Quirky and engaging as ever

It’s typical of Primus that they’d take a children’s book, in this case The Rainbow Goblins, and turn it into something claustrophobic, bizarre and a little terrifying.

The first studio album to feature the classic line-up of Les Claypool, Tim Alexander and Larry Lalonde since 1995’s Tales From The Punchbowl, the music here gives free rein to the trio’s tendency to expand on disciplined arrangements and go off on joyous tangents. Yet however much they revel in free-form expression, Primus never lose sight of the need to bring everything back to basics when necessary.
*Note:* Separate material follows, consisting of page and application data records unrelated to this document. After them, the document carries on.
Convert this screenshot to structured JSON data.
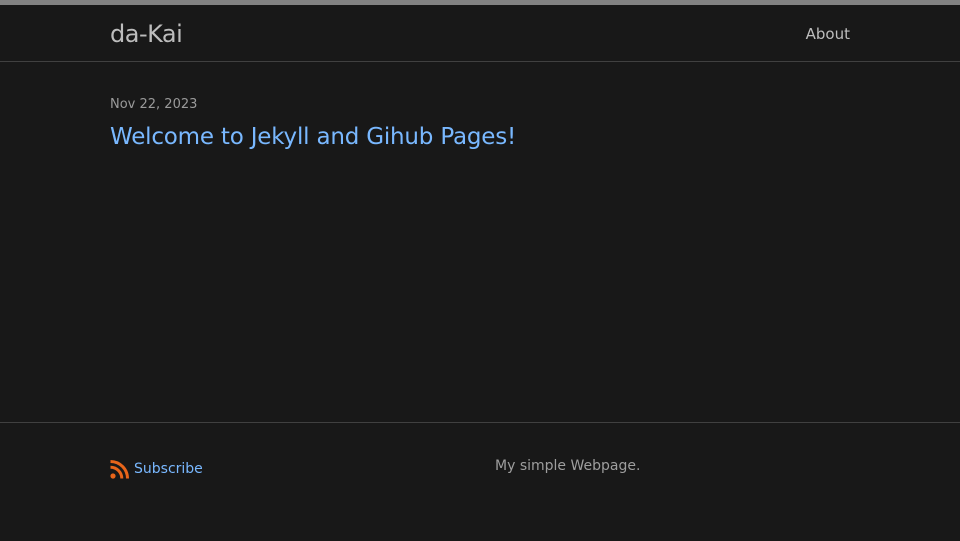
{
  "header": {
    "site_title": "da-Kai",
    "nav": [
      {
        "label": "About"
      }
    ]
  },
  "posts": [
    {
      "date": "Nov 22, 2023",
      "title": "Welcome to Jekyll and Gihub Pages!"
    }
  ],
  "footer": {
    "subscribe_label": "Subscribe",
    "subscribe_icon": "rss-icon",
    "description": "My simple Webpage."
  },
  "colors": {
    "background": "#181818",
    "link": "#79b8ff",
    "text": "#bdbdbd",
    "rss": "#e8651a"
  }
}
The storyline is about goblins who steal the colours of the rainbow, and you can feel the move towards monochrome as the music develops. The way in which LaLonde’s punctuating guitar interacts with Claypool’s squirting basslines is remarkable on tracks like The Trek and The Storm, with Alexander adding sparing fills when necessary.

The overall result is both sparse yet overflowing, in a fashion in keeping with the band’s reputation. And The End? concludes everything on a discordant note of disturbed uncertainty. Brilliantly perverse.